The Internationalization of a German University: English Language Master's Programs, the State, and the New Nationalism
Global Education Colloquium
December 16, 2014
Roger Geertz Gonzalez, Ph.D., Drexel University
This preliminary study identifies why the University of Hamburg in Germany has developed English taught Master’s programs via a case study that includes interviews, collection of documents, and observations. Since 2011, Germany has increased its Master's programs taught in English by 11%. Some of these programs include: business, economics, physics, and engineering. The University of Hamburg, founded in 1919, is a large, urban public university with 44,800 students. It currently offers 18 English Master's programs and 10 combined English/German Master's programs. In 2011, it was awarded an internationalization certificate by the German Rectors' Conference, a voluntary group consisting of state and state-related universities. The goal of this preliminary research is to determine: if the states of Hamburg and Germany incentivize the increase in English taught Master's programs, how do faculty, staff and students perceive this programs taught in English as opposed to German, and what are the goals for these programs in light of internationalization efforts on campus
About the Speaker

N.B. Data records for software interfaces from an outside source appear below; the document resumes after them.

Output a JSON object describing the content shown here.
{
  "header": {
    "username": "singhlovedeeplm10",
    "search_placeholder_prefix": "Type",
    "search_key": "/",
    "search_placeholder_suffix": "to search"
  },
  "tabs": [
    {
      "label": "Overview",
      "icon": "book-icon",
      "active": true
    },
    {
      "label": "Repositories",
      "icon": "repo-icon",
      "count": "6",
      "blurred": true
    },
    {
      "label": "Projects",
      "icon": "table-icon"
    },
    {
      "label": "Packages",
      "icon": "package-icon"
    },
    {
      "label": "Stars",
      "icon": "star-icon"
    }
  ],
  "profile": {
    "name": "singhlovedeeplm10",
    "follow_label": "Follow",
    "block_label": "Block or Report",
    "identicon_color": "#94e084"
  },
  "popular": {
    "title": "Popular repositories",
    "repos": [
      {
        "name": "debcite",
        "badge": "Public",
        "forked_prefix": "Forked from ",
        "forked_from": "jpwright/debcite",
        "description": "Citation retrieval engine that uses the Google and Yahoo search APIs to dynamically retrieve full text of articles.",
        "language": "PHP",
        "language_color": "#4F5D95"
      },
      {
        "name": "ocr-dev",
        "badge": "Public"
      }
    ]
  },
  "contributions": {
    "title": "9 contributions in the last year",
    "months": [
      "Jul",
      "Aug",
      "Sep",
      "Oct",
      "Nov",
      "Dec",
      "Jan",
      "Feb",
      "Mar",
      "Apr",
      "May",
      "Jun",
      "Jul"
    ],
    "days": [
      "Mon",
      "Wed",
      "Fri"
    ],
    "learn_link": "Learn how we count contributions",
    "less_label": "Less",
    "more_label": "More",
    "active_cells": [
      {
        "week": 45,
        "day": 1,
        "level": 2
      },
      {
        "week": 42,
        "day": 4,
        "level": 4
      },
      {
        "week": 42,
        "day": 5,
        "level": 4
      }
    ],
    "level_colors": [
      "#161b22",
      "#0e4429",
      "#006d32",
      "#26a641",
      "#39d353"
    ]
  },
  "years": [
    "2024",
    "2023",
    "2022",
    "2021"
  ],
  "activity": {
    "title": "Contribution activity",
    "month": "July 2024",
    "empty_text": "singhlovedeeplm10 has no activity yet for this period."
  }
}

Roger Geertz Gonzalez is an Associate Clinical Professor of Higher Education at Drexel University. His research focuses on: college student civic engagement, comparative higher education access, and college student ethnic identity. The areas of his focus include: Europe, Latin America, North America, Japan, and Oceania. The specific research methods he incorporates are: ethnography, historical, phenomenology, case study, and political science.